3. Oracle web app (June 15, 2023):

In Soroban, when a contract is deployed, we can invoke it from JavaScript using Stellar's Soroban JS SDK. To facilitate the interaction with the deployed contract, we have developed an interactive web app that utilizes the Soroban JS SDK. The web app allows us to directly invoke the contract functions. The deliverable for this item is a publicly accessible web app that enables users to retrieve prices from the deployed contract.

4. Python CLI (June 15, 2023):

To input prices into the deployed Oracle contract, we need to fetch the prices from the market and feed them into the contract by invoking an authenticated contract function. For this purpose, we have created a Python CLI script that provides the necessary functionality. The deliverable for this step is a Python CLI script containing commands to fetch prices from the market and feed them into the contract.

How can a reviewer check you completed your first deliverable?

1. Submit a PR to SEP-40 to allow off-chain prices in the Oracle (May 26, 2023):

We have already submitted the PR, and it is currently undergoing discussion and review (by dmkozh). The reviewer can check the PR at the following link:

2. Authentication on Oracle (June 15, 2023):

The reviewer can perform the following checks:

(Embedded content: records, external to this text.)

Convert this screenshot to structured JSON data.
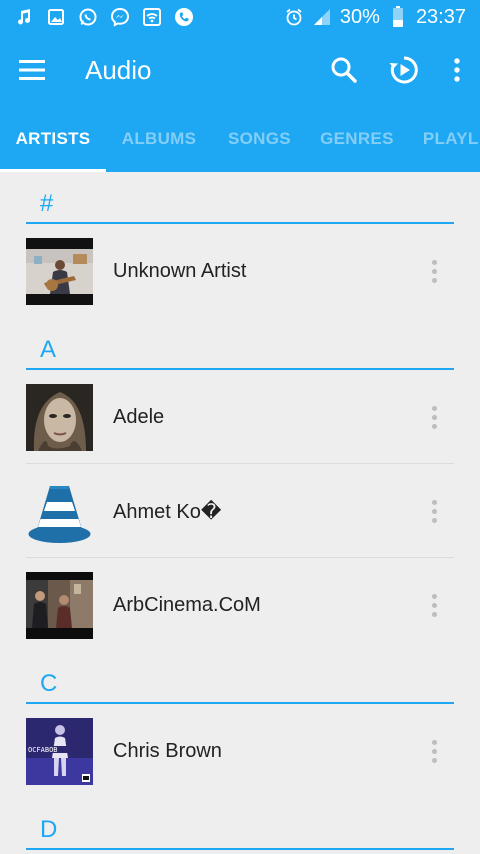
{
  "status_bar": {
    "battery_percent": "30%",
    "time": "23:37",
    "left_icons": [
      "music-note-icon",
      "image-icon",
      "whatsapp-icon",
      "messenger-icon",
      "wifi-icon",
      "phone-icon"
    ],
    "right_icons": [
      "alarm-icon",
      "signal-icon",
      "battery-icon"
    ]
  },
  "app_bar": {
    "title": "Audio",
    "actions": [
      "search-icon",
      "resume-playback-icon",
      "more-vert-icon"
    ]
  },
  "tabs": [
    "ARTISTS",
    "ALBUMS",
    "SONGS",
    "GENRES",
    "PLAYL"
  ],
  "active_tab": 0,
  "sections": [
    {
      "letter": "#",
      "items": [
        {
          "name": "Unknown Artist",
          "thumb": "video-thumb"
        }
      ]
    },
    {
      "letter": "A",
      "items": [
        {
          "name": "Adele",
          "thumb": "portrait-thumb"
        },
        {
          "name": "Ahmet Ko�",
          "thumb": "vlc-cone-thumb"
        },
        {
          "name": "ArbCinema.CoM",
          "thumb": "movie-thumb"
        }
      ]
    },
    {
      "letter": "C",
      "items": [
        {
          "name": "Chris Brown",
          "thumb": "album-cover-thumb"
        }
      ]
    },
    {
      "letter": "D",
      "items": []
    }
  ],
  "colors": {
    "primary": "#1ea7f2",
    "background": "#eeeeee"
  }
}
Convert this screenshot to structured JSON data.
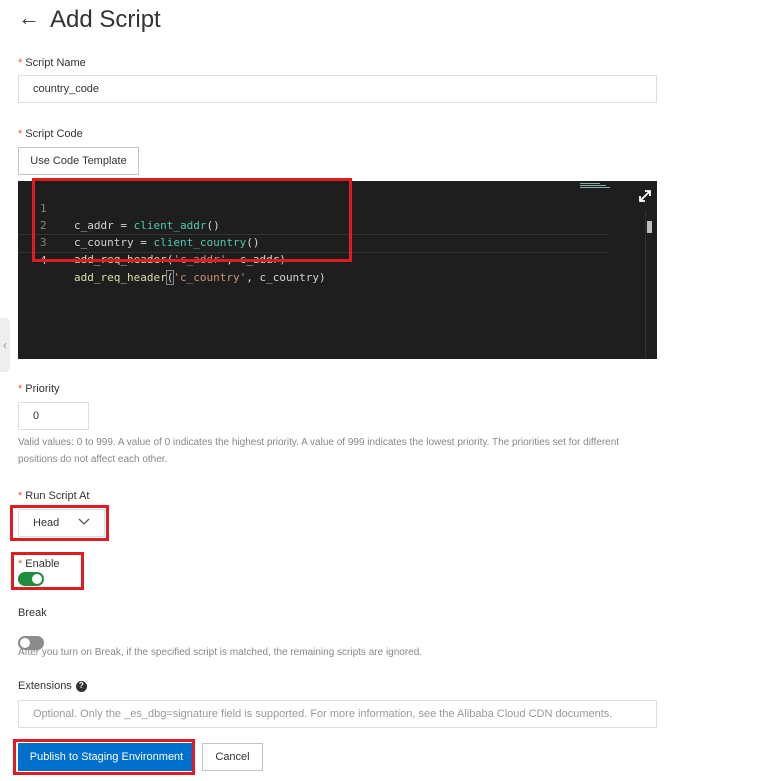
{
  "header": {
    "back_icon": "arrow-left-icon",
    "title": "Add Script"
  },
  "script_name": {
    "label": "Script Name",
    "required_mark": "*",
    "value": "country_code"
  },
  "script_code": {
    "label": "Script Code",
    "required_mark": "*",
    "template_button": "Use Code Template",
    "expand_icon": "expand-arrows-icon",
    "line_numbers": [
      "1",
      "2",
      "3",
      "4"
    ],
    "lines": [
      {
        "var": "c_addr",
        "op": " = ",
        "fn": "client_addr",
        "tail": "()"
      },
      {
        "var": "c_country",
        "op": " = ",
        "fn": "client_country",
        "tail": "()"
      },
      {
        "fn": "add_req_header",
        "open": "(",
        "str": "'c_addr'",
        "rest": ", c_addr)"
      },
      {
        "fn": "add_req_header",
        "open": "(",
        "str": "'c_country'",
        "rest": ", c_country)"
      }
    ]
  },
  "priority": {
    "label": "Priority",
    "required_mark": "*",
    "value": "0",
    "hint": "Valid values: 0 to 999. A value of 0 indicates the highest priority. A value of 999 indicates the lowest priority. The priorities set for different positions do not affect each other."
  },
  "run_script_at": {
    "label": "Run Script At",
    "required_mark": "*",
    "value": "Head",
    "icon": "chevron-down-icon"
  },
  "enable": {
    "label": "Enable",
    "required_mark": "*",
    "on": true,
    "color": "#1e8e3e"
  },
  "break": {
    "label": "Break",
    "on": false,
    "color": "#8c8c8c",
    "hint": "After you turn on Break, if the specified script is matched, the remaining scripts are ignored."
  },
  "extensions": {
    "label": "Extensions",
    "help_icon": "question-circle-icon",
    "help_glyph": "?",
    "placeholder": "Optional. Only the _es_dbg=signature field is supported. For more information, see the Alibaba Cloud CDN documents."
  },
  "actions": {
    "publish": "Publish to Staging Environment",
    "cancel": "Cancel"
  },
  "side_tab": {
    "icon": "chevron-left-icon",
    "glyph": "‹"
  },
  "colors": {
    "primary": "#0070cc",
    "highlight": "#e11b22",
    "editor_bg": "#1e1e1e"
  }
}
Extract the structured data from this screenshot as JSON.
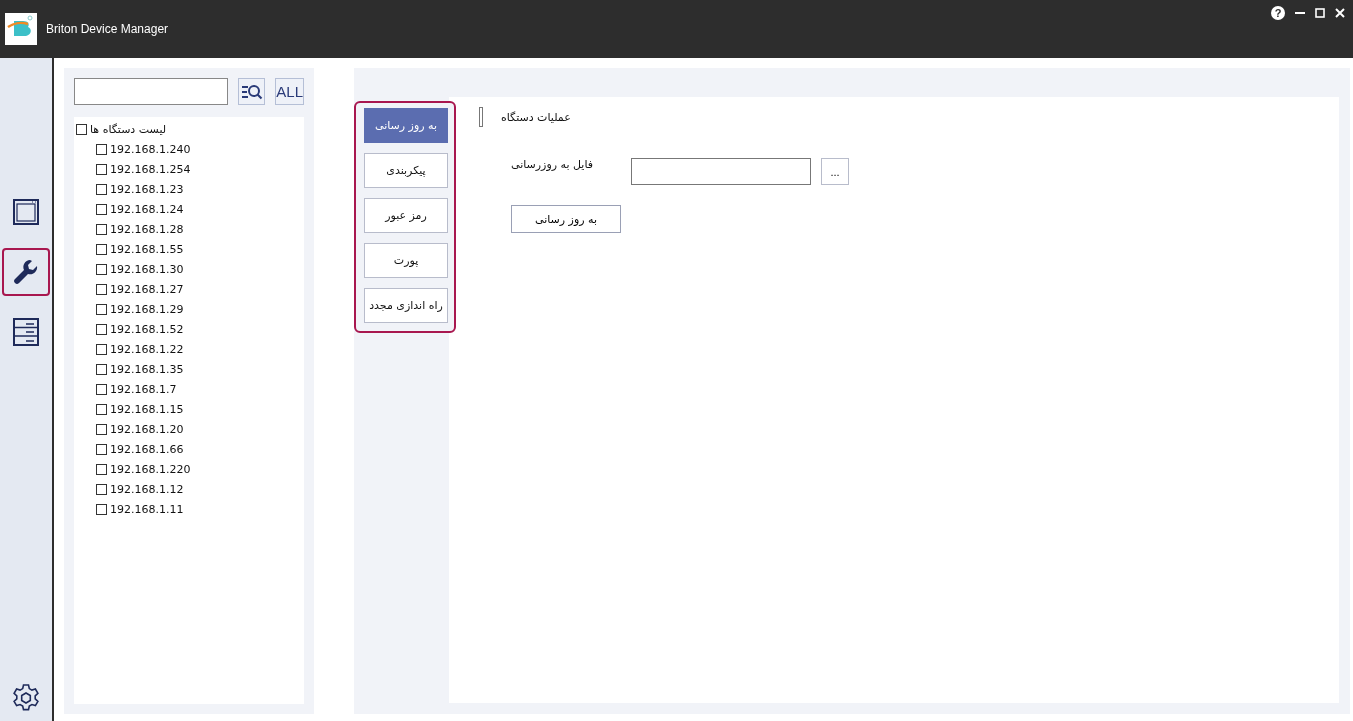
{
  "window": {
    "title": "Briton Device Manager",
    "controls": {
      "help": "?"
    }
  },
  "rail": {
    "items": [
      {
        "kind": "window",
        "selected": false
      },
      {
        "kind": "tools",
        "selected": true
      },
      {
        "kind": "list",
        "selected": false
      }
    ],
    "settings": {
      "kind": "gear"
    }
  },
  "device_panel": {
    "all_button": "ALL",
    "tree": {
      "label": "لیست دستگاه ها",
      "checked": false,
      "children": [
        {
          "label": "192.168.1.240",
          "checked": false
        },
        {
          "label": "192.168.1.254",
          "checked": false
        },
        {
          "label": "192.168.1.23",
          "checked": false
        },
        {
          "label": "192.168.1.24",
          "checked": false
        },
        {
          "label": "192.168.1.28",
          "checked": false
        },
        {
          "label": "192.168.1.55",
          "checked": false
        },
        {
          "label": "192.168.1.30",
          "checked": false
        },
        {
          "label": "192.168.1.27",
          "checked": false
        },
        {
          "label": "192.168.1.29",
          "checked": false
        },
        {
          "label": "192.168.1.52",
          "checked": false
        },
        {
          "label": "192.168.1.22",
          "checked": false
        },
        {
          "label": "192.168.1.35",
          "checked": false
        },
        {
          "label": "192.168.1.7",
          "checked": false
        },
        {
          "label": "192.168.1.15",
          "checked": false
        },
        {
          "label": "192.168.1.20",
          "checked": false
        },
        {
          "label": "192.168.1.66",
          "checked": false
        },
        {
          "label": "192.168.1.220",
          "checked": false
        },
        {
          "label": "192.168.1.12",
          "checked": false
        },
        {
          "label": "192.168.1.11",
          "checked": false
        }
      ]
    }
  },
  "operations": {
    "menu": [
      {
        "label": "به روز رسانی",
        "selected": true
      },
      {
        "label": "پیکربندی",
        "selected": false
      },
      {
        "label": "رمز عبور",
        "selected": false
      },
      {
        "label": "پورت",
        "selected": false
      },
      {
        "label": "راه اندازی مجدد",
        "selected": false
      }
    ],
    "section_title": "عملیات دستگاه",
    "file_label": "فایل به روزرسانی",
    "browse_button": "...",
    "update_button": "به روز رسانی"
  }
}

- Review the contract source code at and confirm that initial authentication code required for invocations has been committed (Alpha).

- Within the next two weeks users will be able to invoke the contract to verify if authentication is enforced. This will be done using our web app (item 3), Python CLI (item 4), or by using a Soroban SDK (Beta).

3. Oracle web app (June 15, 2023):

The reviewer can perform the following checks:

- Test the web app by visiting

- Review the web app source code available at

This currently uses the python sdk and a flask to parse the smart contract results but will be migrated to 100% JS in the future when the JS library has been updated.

4. Python CLI (June 15, 2023)

The reviewer can perform the following checks:

- Check the CLI source code at

- Run the Python CLI by downloading it and running it. Instructions at

BP Ventures LLC

BP helps financial institutions use digital assets BP supports financial institutions by integrating new tech for cost reduction, security, simplified procedures, and increased revenue. We build solutions for digital asset custody, in-house asset management, and tokenized asset dealing on decentralized networks. We hold expertise in the Stellar protocol and have contributed significantly to the Stellar Ecosystem.


We have been involved in the Stellar Ecosystem since 2016 and are excited to build something on Soroban!

For more information please visit our website